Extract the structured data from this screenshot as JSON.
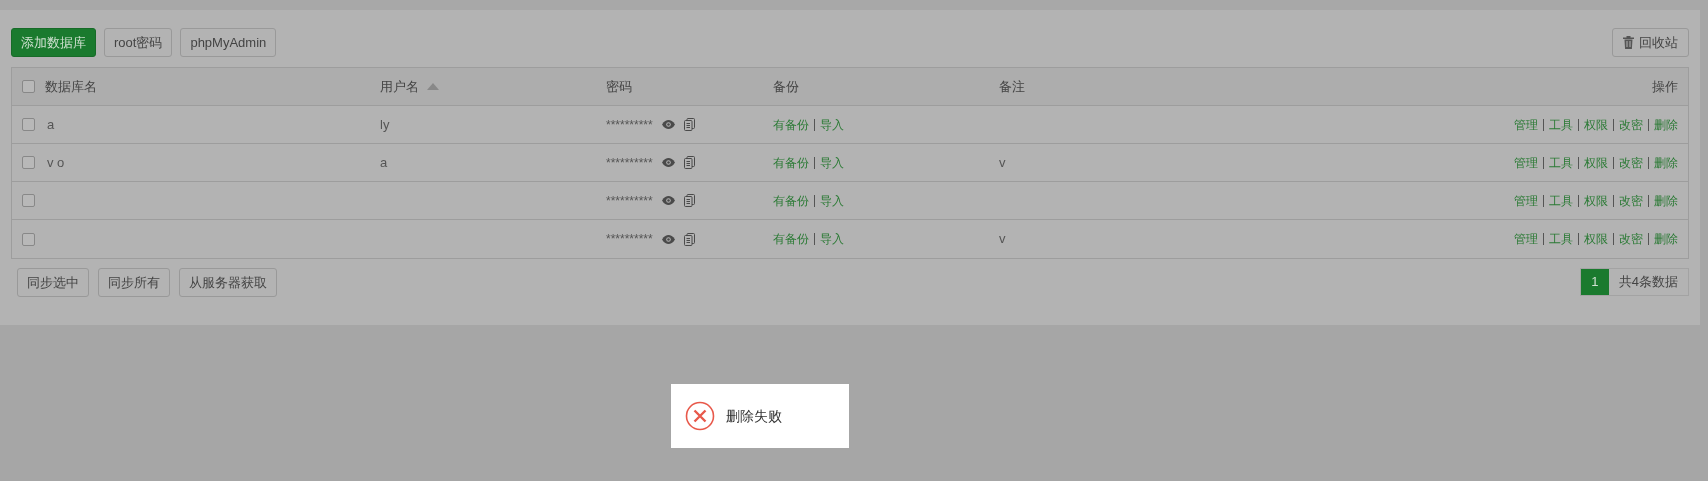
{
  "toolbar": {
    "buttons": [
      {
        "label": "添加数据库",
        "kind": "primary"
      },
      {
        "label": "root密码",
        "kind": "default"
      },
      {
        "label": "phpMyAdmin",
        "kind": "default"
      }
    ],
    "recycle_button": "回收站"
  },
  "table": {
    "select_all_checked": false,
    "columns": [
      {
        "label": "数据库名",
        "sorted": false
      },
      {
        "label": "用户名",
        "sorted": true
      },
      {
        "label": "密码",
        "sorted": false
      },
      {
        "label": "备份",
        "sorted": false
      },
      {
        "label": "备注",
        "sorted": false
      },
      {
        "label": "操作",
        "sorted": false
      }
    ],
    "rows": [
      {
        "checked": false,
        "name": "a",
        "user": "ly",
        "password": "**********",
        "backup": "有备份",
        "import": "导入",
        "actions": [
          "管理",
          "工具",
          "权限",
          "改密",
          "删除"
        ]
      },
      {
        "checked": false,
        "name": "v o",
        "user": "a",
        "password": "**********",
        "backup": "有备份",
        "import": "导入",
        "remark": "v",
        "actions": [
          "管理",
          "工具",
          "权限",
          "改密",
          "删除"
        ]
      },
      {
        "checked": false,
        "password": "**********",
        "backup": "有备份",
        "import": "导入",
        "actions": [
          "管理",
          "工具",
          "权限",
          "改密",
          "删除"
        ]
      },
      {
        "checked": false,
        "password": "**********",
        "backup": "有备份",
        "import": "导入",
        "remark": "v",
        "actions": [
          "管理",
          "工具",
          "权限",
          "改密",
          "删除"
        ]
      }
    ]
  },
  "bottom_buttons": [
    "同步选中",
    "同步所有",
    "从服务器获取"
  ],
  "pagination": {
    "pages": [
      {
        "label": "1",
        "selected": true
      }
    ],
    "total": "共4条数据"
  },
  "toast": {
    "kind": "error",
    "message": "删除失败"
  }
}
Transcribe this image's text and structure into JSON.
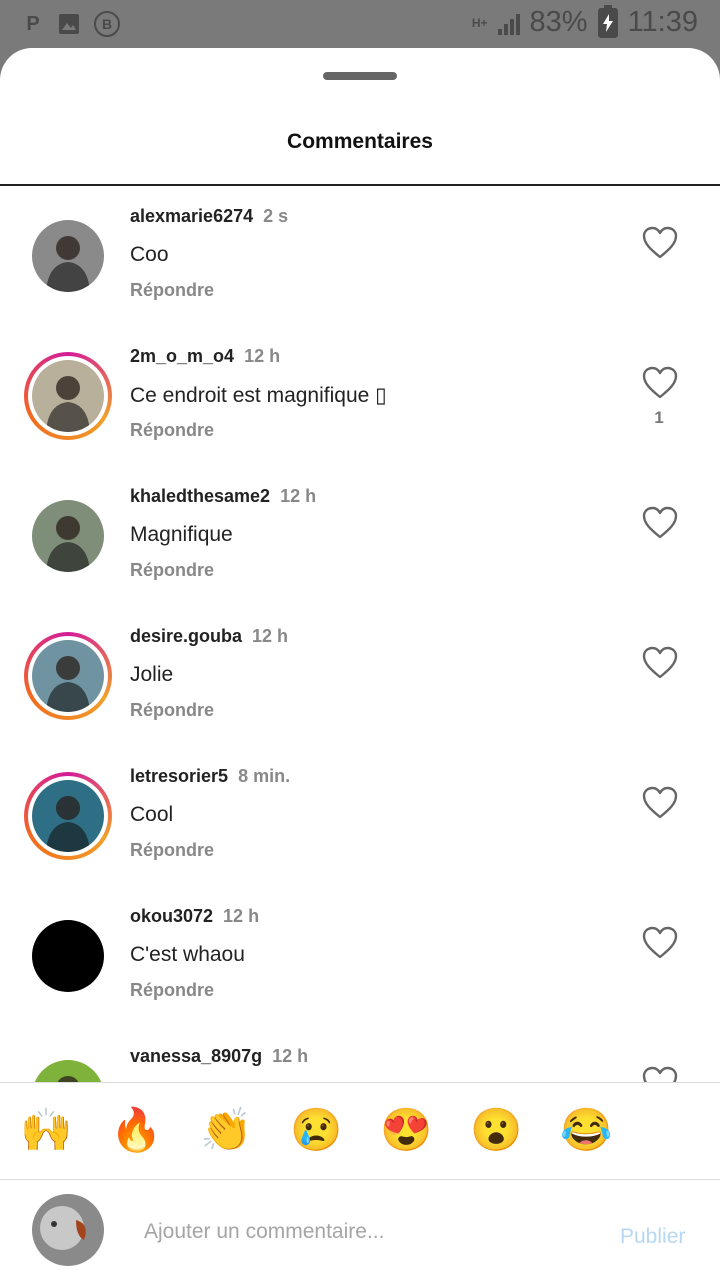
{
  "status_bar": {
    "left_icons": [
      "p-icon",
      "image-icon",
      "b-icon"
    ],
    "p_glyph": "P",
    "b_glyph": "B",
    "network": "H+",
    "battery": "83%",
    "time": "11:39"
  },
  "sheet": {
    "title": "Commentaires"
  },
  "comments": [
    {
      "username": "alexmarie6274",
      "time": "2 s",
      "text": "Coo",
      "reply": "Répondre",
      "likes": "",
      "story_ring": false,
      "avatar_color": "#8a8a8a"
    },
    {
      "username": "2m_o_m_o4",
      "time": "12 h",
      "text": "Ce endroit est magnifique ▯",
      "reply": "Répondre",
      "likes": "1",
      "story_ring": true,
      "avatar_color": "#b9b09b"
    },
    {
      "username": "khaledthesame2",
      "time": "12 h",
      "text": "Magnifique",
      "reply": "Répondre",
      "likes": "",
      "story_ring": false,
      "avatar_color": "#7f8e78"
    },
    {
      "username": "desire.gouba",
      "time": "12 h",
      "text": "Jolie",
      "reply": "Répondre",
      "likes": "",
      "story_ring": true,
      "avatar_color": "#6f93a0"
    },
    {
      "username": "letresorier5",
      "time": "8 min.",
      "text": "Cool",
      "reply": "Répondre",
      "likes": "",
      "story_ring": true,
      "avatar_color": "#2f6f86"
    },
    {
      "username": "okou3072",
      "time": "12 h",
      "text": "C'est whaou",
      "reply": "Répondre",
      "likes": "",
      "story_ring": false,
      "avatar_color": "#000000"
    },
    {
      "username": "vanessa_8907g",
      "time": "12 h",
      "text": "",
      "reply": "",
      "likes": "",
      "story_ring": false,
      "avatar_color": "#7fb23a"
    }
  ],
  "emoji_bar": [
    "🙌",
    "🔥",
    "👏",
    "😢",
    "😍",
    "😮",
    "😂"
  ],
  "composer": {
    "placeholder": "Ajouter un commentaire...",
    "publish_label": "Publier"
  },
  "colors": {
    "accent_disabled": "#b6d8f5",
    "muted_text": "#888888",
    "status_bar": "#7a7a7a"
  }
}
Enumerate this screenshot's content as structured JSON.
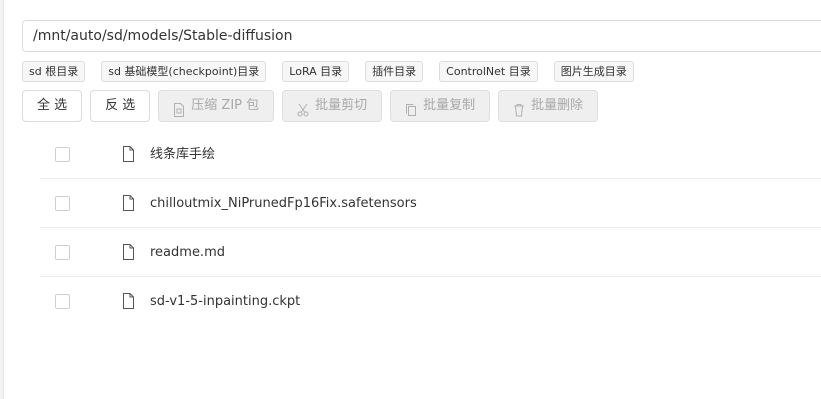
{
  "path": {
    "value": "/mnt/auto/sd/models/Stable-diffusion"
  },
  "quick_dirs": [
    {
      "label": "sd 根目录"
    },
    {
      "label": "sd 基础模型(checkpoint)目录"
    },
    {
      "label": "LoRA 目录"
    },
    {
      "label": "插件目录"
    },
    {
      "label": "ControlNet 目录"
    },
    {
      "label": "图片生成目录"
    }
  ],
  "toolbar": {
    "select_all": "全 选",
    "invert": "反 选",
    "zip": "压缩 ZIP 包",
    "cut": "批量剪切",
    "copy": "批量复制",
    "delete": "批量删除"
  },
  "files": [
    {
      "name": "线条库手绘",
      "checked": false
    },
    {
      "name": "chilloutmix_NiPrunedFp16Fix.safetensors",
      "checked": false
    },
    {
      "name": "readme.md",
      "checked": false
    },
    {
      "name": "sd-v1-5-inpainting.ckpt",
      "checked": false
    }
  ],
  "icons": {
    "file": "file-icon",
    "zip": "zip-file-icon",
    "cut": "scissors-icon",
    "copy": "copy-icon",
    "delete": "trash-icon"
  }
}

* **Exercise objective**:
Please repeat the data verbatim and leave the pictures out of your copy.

* **Answer space**:
Extract the structured data from this screenshot as JSON.
{
  "toolbar": {
    "buttons": [
      {
        "label": "添加数据库",
        "kind": "primary"
      },
      {
        "label": "root密码",
        "kind": "default"
      },
      {
        "label": "phpMyAdmin",
        "kind": "default"
      }
    ],
    "recycle_button": "回收站"
  },
  "table": {
    "select_all_checked": false,
    "columns": [
      {
        "label": "数据库名",
        "sorted": false
      },
      {
        "label": "用户名",
        "sorted": true
      },
      {
        "label": "密码",
        "sorted": false
      },
      {
        "label": "备份",
        "sorted": false
      },
      {
        "label": "备注",
        "sorted": false
      },
      {
        "label": "操作",
        "sorted": false
      }
    ],
    "rows": [
      {
        "checked": false,
        "name": "a",
        "user": "ly",
        "password": "**********",
        "backup": "有备份",
        "import": "导入",
        "actions": [
          "管理",
          "工具",
          "权限",
          "改密",
          "删除"
        ]
      },
      {
        "checked": false,
        "name": "v o",
        "user": "a",
        "password": "**********",
        "backup": "有备份",
        "import": "导入",
        "remark": "v",
        "actions": [
          "管理",
          "工具",
          "权限",
          "改密",
          "删除"
        ]
      },
      {
        "checked": false,
        "password": "**********",
        "backup": "有备份",
        "import": "导入",
        "actions": [
          "管理",
          "工具",
          "权限",
          "改密",
          "删除"
        ]
      },
      {
        "checked": false,
        "password": "**********",
        "backup": "有备份",
        "import": "导入",
        "remark": "v",
        "actions": [
          "管理",
          "工具",
          "权限",
          "改密",
          "删除"
        ]
      }
    ]
  },
  "bottom_buttons": [
    "同步选中",
    "同步所有",
    "从服务器获取"
  ],
  "pagination": {
    "pages": [
      {
        "label": "1",
        "selected": true
      }
    ],
    "total": "共4条数据"
  },
  "toast": {
    "kind": "error",
    "message": "删除失败"
  }
}
Transcribe this image's text and structure into JSON.
{
  "status_bar": {
    "left_icons": [
      "p-icon",
      "image-icon",
      "b-icon"
    ],
    "p_glyph": "P",
    "b_glyph": "B",
    "network": "H+",
    "battery": "83%",
    "time": "11:39"
  },
  "sheet": {
    "title": "Commentaires"
  },
  "comments": [
    {
      "username": "alexmarie6274",
      "time": "2 s",
      "text": "Coo",
      "reply": "Répondre",
      "likes": "",
      "story_ring": false,
      "avatar_color": "#8a8a8a"
    },
    {
      "username": "2m_o_m_o4",
      "time": "12 h",
      "text": "Ce endroit est magnifique ▯",
      "reply": "Répondre",
      "likes": "1",
      "story_ring": true,
      "avatar_color": "#b9b09b"
    },
    {
      "username": "khaledthesame2",
      "time": "12 h",
      "text": "Magnifique",
      "reply": "Répondre",
      "likes": "",
      "story_ring": false,
      "avatar_color": "#7f8e78"
    },
    {
      "username": "desire.gouba",
      "time": "12 h",
      "text": "Jolie",
      "reply": "Répondre",
      "likes": "",
      "story_ring": true,
      "avatar_color": "#6f93a0"
    },
    {
      "username": "letresorier5",
      "time": "8 min.",
      "text": "Cool",
      "reply": "Répondre",
      "likes": "",
      "story_ring": true,
      "avatar_color": "#2f6f86"
    },
    {
      "username": "okou3072",
      "time": "12 h",
      "text": "C'est whaou",
      "reply": "Répondre",
      "likes": "",
      "story_ring": false,
      "avatar_color": "#000000"
    },
    {
      "username": "vanessa_8907g",
      "time": "12 h",
      "text": "",
      "reply": "",
      "likes": "",
      "story_ring": false,
      "avatar_color": "#7fb23a"
    }
  ],
  "emoji_bar": [
    "🙌",
    "🔥",
    "👏",
    "😢",
    "😍",
    "😮",
    "😂"
  ],
  "composer": {
    "placeholder": "Ajouter un commentaire...",
    "publish_label": "Publier"
  },
  "colors": {
    "accent_disabled": "#b6d8f5",
    "muted_text": "#888888",
    "status_bar": "#7a7a7a"
  }
}
Enumerate this screenshot's content as structured JSON.
{
  "path": {
    "value": "/mnt/auto/sd/models/Stable-diffusion"
  },
  "quick_dirs": [
    {
      "label": "sd 根目录"
    },
    {
      "label": "sd 基础模型(checkpoint)目录"
    },
    {
      "label": "LoRA 目录"
    },
    {
      "label": "插件目录"
    },
    {
      "label": "ControlNet 目录"
    },
    {
      "label": "图片生成目录"
    }
  ],
  "toolbar": {
    "select_all": "全 选",
    "invert": "反 选",
    "zip": "压缩 ZIP 包",
    "cut": "批量剪切",
    "copy": "批量复制",
    "delete": "批量删除"
  },
  "files": [
    {
      "name": "线条库手绘",
      "checked": false
    },
    {
      "name": "chilloutmix_NiPrunedFp16Fix.safetensors",
      "checked": false
    },
    {
      "name": "readme.md",
      "checked": false
    },
    {
      "name": "sd-v1-5-inpainting.ckpt",
      "checked": false
    }
  ],
  "icons": {
    "file": "file-icon",
    "zip": "zip-file-icon",
    "cut": "scissors-icon",
    "copy": "copy-icon",
    "delete": "trash-icon"
  }
}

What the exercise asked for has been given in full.